I have been thinking more about the Faludi book and our conversation on women and their supposed natural role. She notes how biased the media coverage was about the victims of the attacks. Widows--and that meant stay-at-home-mom-Widows--were on every talk show and featured and lamented in every magazine. Widowers were largely unnoticed, unless they had young daughters. And as long as those widows kept their domestic role, they were golden. If they dared step out of that mold, as the Jersey Girls did by criticizing the President, they became horrible shrews who enjoyed their tragedy. Some of the widowed firefighters were raised up as suitable victims, but when one had an affair with another firefighter, it hit the fan and she was the villain. Not him. She stepped out of her acceptable grieving role and became some kind of siren. He was a victim of seduction.

And that is part of why I object to this idea of "natural" attached to actions like family abandonment or staying with the kids. Under that model, when the man stays with the family and is responsible, he is really rather heroic, because according to many, he is going against his "natural instincts." After all, he has much less natural connection to the family and the kids. The guy who leaves his family is then actually just weak, but also following his natural instinct. When the woman stays with the kid, she is remaining true to her nature. Human choice starts to get blurred here as do the complexity of these individual human relationships.

1 comment:

steves said...

The use of the word natural should never be a justification, but rather an explanation (or at least a partial one).

The media bias you mention seems more a reflection of cultural bias. In addition to what you mention, look how they report most attacks. They will often distinguish between women and children and men, as if the loss of a man's life is somehow less tragic.

The signing statements are stupid, in my mind. With the separation of powers, there have always been some tension between the branches and history is full of examples of presidents ignoring laws or not emphasizing them. Bush has vigorously enforced federal drug laws, despite the desire of some states to decriminalize use in certain cases. Clinton (wisely) took the other approach and scaled back certain aspects of drug enforcement in those states.

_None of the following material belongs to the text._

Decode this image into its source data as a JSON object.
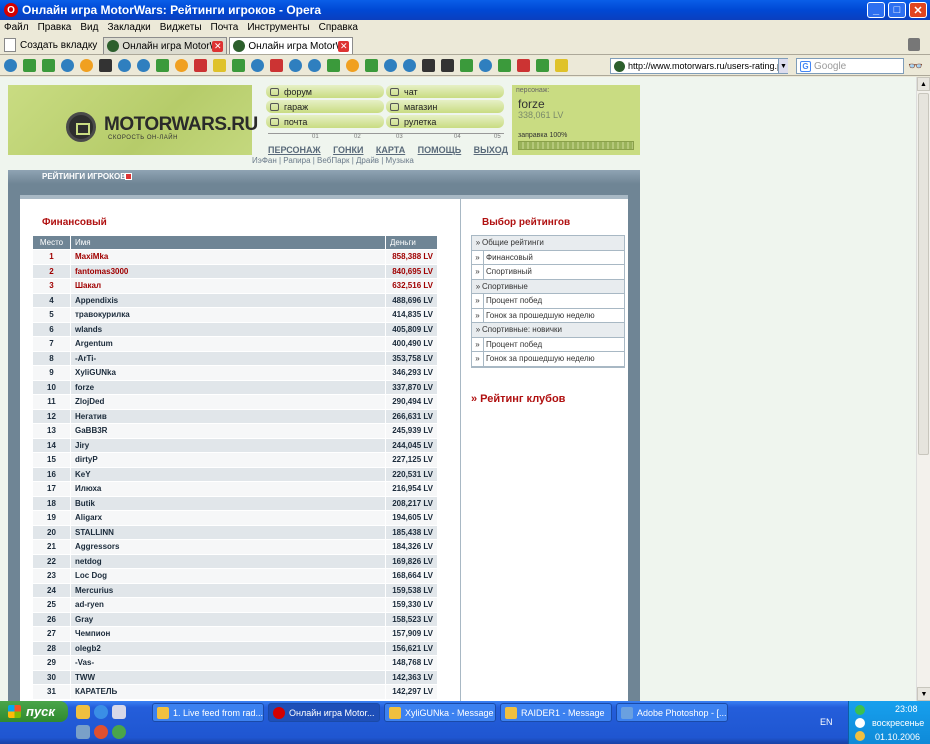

Bush's problem is that he makes a big spectacle with these signing statements, as if he is thumbing his nose at Congress. He has also gone beyond presidential power in some cases (torture). I don't know enough about this current bill to comment, so I am interested to see what others think.